(Interface dataset entries)
══════════

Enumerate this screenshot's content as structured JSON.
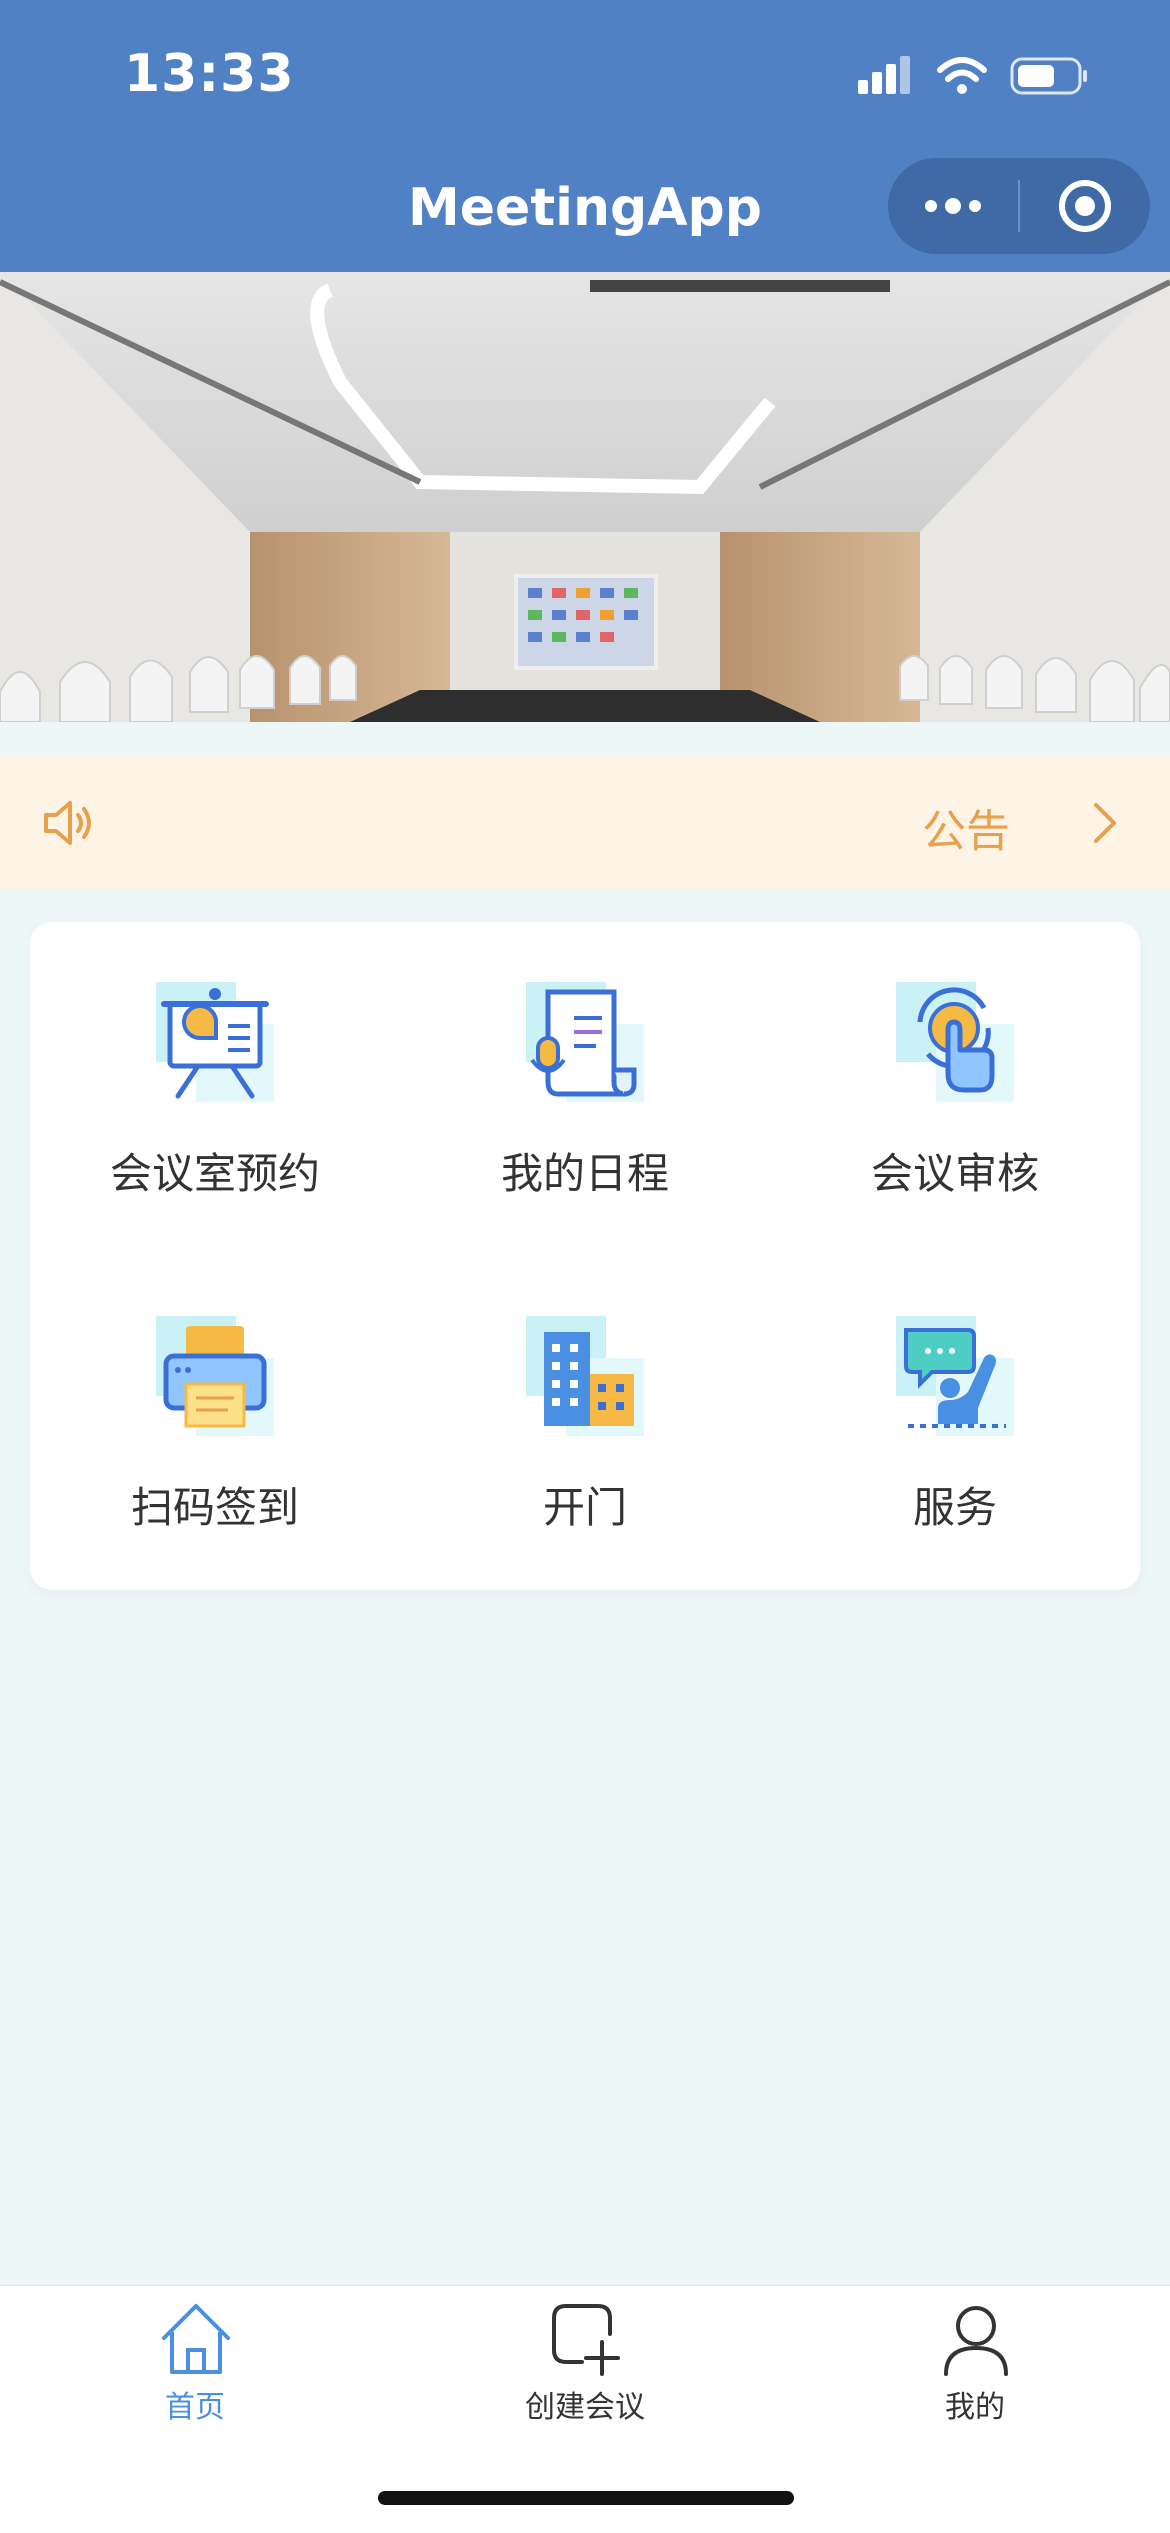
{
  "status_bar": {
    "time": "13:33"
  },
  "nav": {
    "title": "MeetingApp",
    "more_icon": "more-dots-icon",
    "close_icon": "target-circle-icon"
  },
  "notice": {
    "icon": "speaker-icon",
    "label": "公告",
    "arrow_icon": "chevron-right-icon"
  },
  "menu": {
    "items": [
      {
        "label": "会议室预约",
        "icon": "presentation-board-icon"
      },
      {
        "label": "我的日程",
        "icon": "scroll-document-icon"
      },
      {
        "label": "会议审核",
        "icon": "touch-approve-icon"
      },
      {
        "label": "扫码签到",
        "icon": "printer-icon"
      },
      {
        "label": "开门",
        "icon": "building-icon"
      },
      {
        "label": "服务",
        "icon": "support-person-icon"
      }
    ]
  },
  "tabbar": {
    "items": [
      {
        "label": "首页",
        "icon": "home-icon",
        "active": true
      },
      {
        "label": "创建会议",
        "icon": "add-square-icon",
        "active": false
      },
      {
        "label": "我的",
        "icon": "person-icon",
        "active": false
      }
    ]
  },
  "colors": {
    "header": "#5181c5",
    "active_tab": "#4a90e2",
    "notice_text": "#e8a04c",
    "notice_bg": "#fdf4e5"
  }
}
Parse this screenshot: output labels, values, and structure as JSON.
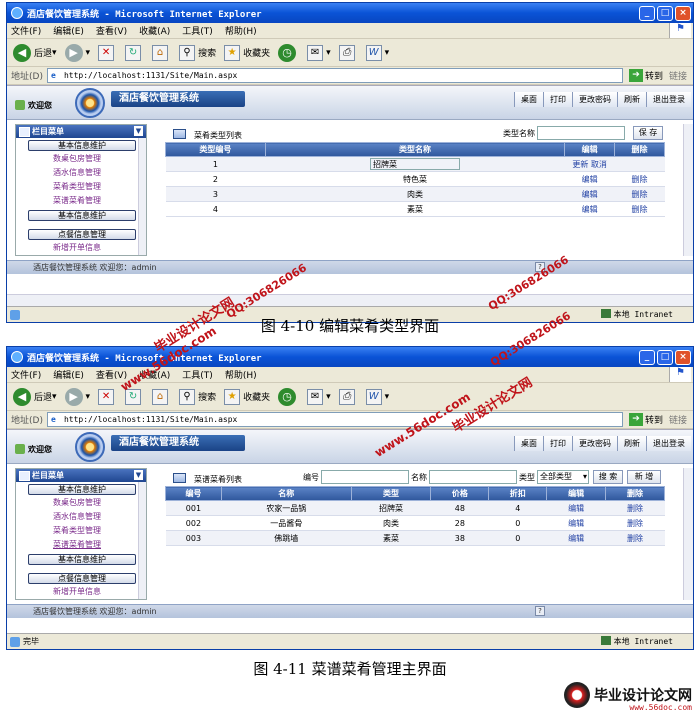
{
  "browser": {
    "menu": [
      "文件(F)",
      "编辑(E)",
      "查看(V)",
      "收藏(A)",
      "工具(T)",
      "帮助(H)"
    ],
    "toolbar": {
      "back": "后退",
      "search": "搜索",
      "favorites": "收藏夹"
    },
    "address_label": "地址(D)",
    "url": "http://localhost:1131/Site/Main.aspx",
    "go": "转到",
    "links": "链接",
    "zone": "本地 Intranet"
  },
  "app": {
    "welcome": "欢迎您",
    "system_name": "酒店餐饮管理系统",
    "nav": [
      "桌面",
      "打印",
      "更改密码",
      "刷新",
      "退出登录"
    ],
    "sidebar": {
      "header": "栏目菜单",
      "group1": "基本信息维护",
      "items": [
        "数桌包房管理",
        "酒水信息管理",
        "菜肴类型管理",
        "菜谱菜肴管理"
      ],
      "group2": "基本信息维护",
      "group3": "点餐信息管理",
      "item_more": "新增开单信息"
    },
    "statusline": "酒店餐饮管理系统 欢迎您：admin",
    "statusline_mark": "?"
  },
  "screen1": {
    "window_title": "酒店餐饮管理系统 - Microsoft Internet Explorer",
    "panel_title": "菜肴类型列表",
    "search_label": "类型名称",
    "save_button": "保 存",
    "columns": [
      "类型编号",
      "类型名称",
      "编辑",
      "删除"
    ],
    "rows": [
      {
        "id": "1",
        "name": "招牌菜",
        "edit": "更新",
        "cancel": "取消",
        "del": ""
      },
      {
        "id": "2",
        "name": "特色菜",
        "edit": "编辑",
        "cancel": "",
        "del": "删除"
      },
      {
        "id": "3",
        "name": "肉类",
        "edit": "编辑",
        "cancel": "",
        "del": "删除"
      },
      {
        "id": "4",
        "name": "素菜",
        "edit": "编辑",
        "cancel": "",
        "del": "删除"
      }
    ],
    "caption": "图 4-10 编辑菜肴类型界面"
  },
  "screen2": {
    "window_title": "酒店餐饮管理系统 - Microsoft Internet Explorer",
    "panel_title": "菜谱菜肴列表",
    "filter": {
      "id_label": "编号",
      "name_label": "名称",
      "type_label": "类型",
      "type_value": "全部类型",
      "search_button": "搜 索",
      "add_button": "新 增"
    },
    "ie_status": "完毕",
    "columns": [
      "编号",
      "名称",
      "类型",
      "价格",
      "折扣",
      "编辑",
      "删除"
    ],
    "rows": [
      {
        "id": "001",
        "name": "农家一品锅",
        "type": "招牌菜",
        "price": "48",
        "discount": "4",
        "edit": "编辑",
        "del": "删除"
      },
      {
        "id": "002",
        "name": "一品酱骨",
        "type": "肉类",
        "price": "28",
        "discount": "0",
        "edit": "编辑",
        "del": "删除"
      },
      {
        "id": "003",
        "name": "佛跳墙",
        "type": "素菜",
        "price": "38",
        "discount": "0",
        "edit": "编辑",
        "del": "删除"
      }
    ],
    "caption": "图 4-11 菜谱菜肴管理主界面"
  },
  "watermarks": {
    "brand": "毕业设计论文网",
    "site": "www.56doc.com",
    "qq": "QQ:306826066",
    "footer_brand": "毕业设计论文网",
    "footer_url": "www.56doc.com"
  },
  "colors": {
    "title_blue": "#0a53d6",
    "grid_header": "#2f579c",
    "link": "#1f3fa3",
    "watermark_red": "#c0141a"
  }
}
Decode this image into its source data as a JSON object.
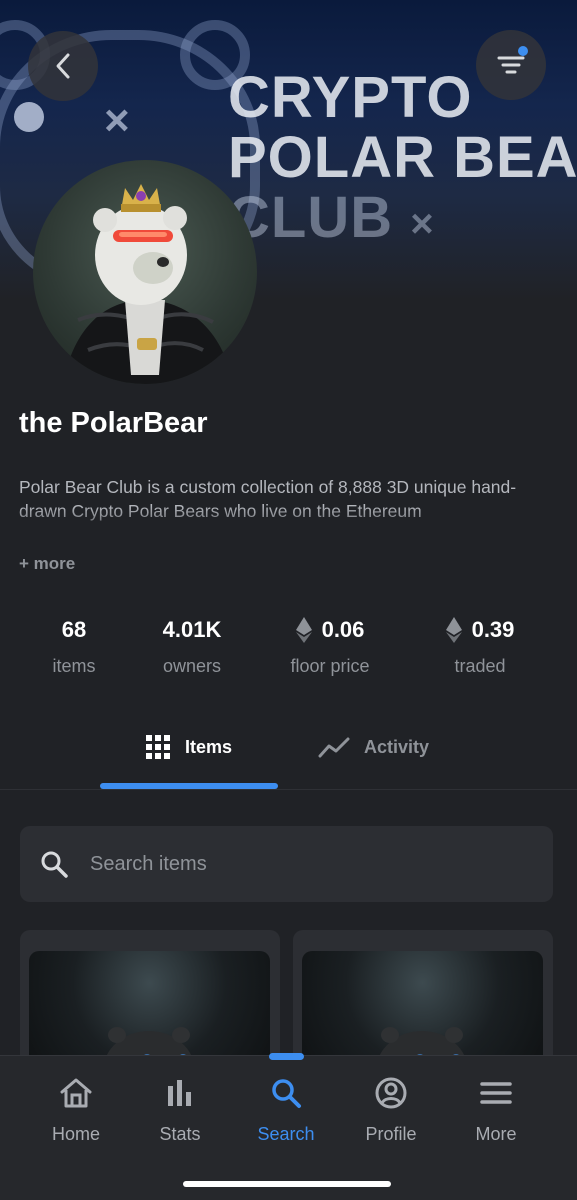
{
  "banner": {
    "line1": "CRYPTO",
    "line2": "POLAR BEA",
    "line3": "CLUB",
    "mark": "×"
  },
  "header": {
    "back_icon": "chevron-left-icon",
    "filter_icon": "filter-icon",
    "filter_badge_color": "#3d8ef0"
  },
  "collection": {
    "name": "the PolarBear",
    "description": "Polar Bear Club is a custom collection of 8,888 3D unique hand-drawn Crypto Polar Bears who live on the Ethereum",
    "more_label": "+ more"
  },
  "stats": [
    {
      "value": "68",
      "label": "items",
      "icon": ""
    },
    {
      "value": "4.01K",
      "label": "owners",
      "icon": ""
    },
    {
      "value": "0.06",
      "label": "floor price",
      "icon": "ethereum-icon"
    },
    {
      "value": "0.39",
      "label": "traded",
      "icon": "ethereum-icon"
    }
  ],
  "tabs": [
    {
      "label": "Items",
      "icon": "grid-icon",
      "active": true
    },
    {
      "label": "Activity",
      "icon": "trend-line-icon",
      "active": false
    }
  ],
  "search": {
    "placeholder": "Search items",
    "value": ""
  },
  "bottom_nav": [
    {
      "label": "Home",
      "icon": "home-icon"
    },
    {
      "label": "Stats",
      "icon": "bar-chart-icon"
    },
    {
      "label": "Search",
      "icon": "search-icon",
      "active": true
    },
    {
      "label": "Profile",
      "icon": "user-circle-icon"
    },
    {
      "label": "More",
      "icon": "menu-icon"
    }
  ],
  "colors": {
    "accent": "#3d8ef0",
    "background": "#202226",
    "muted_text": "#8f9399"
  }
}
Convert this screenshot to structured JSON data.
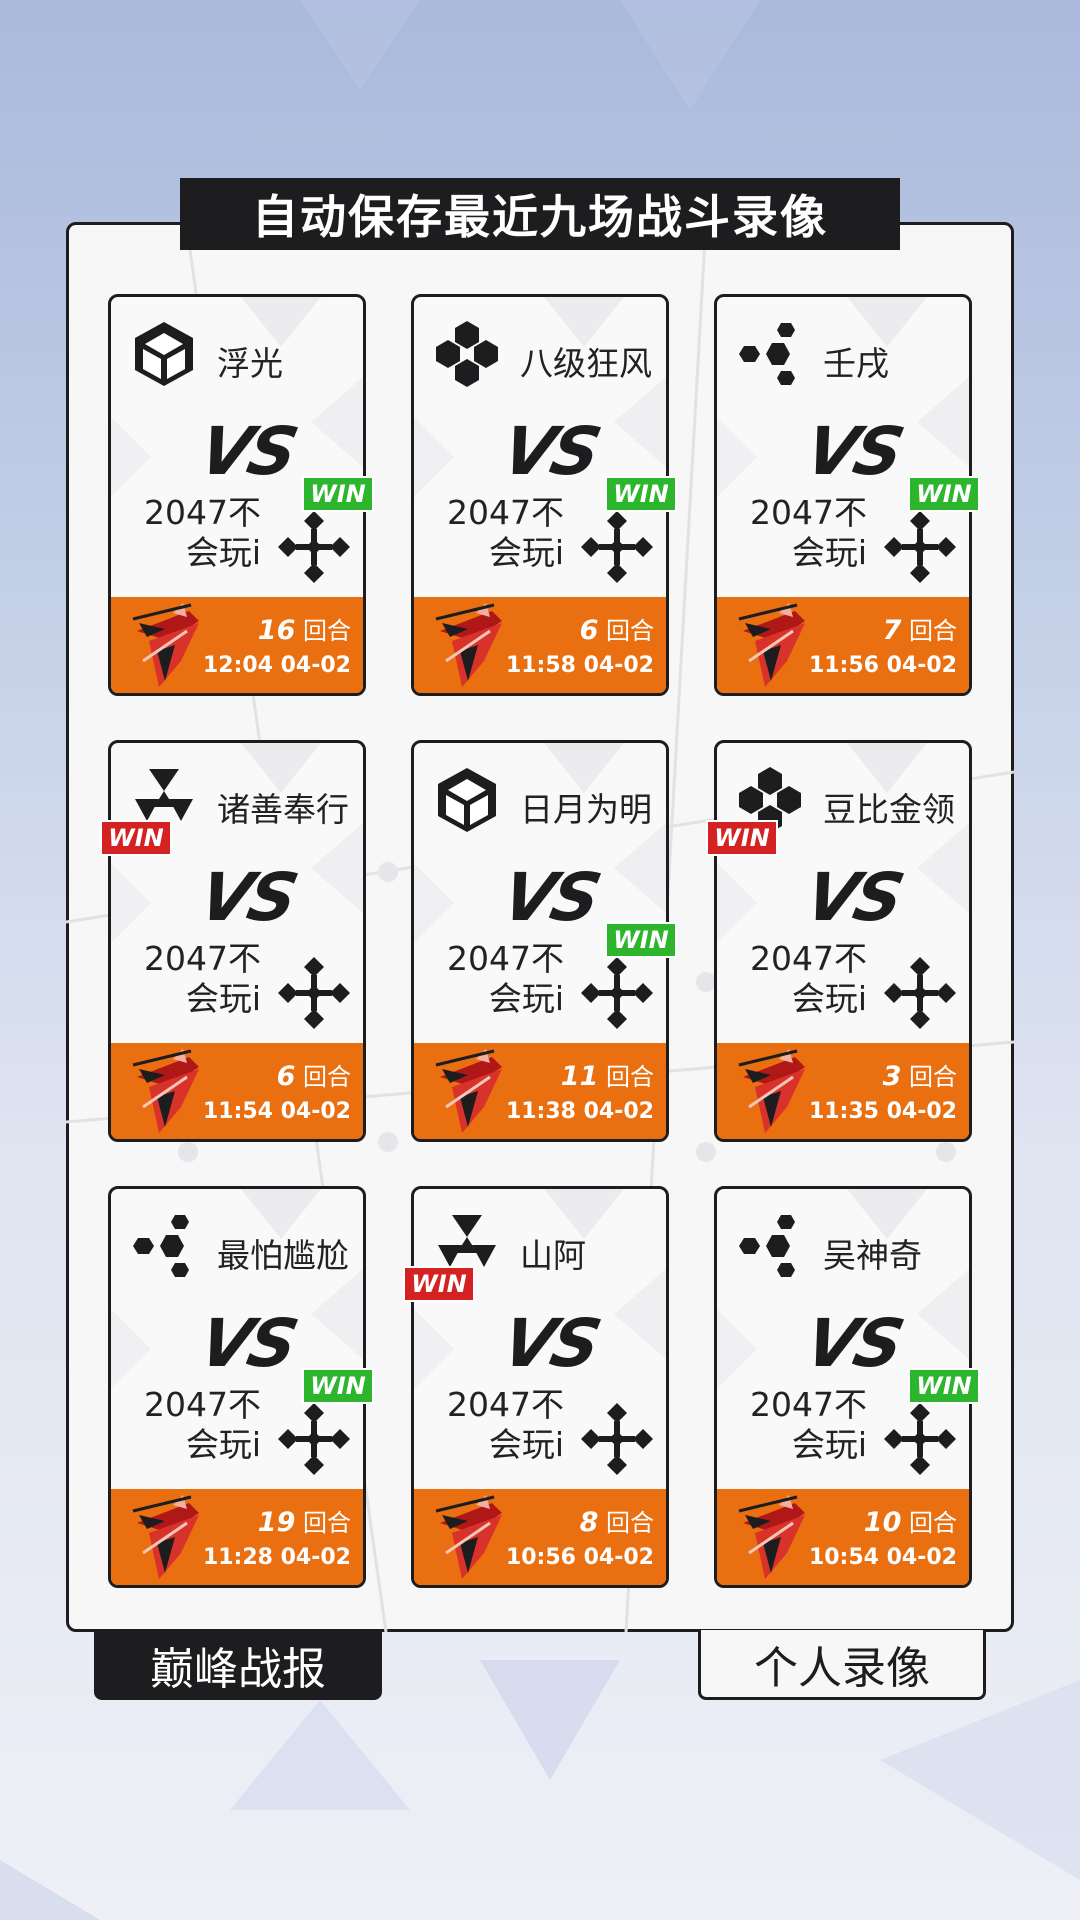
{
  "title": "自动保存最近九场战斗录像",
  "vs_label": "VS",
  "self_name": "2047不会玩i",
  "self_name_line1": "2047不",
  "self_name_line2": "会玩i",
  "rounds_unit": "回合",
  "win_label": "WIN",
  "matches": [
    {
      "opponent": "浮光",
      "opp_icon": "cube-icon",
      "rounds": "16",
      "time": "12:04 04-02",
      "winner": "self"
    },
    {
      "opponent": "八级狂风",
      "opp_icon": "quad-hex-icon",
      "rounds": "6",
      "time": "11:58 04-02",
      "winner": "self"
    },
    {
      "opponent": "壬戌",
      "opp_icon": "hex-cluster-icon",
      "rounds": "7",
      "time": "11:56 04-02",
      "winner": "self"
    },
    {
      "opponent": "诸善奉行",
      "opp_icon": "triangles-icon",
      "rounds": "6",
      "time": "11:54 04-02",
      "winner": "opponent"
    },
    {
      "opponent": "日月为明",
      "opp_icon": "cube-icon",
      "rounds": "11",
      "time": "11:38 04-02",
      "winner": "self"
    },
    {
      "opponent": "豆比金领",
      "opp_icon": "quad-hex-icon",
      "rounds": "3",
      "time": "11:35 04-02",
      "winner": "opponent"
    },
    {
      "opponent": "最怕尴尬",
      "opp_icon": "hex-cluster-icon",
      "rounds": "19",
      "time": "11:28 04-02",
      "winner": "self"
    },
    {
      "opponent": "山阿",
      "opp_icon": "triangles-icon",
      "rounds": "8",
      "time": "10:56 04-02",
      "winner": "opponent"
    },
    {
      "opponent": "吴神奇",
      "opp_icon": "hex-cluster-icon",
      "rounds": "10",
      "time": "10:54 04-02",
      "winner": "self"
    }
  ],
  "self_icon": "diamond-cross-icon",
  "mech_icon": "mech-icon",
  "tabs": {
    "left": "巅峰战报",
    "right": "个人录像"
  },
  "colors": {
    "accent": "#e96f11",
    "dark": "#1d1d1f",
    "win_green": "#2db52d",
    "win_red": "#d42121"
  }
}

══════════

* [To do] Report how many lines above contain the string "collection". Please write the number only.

* [Finished task] 2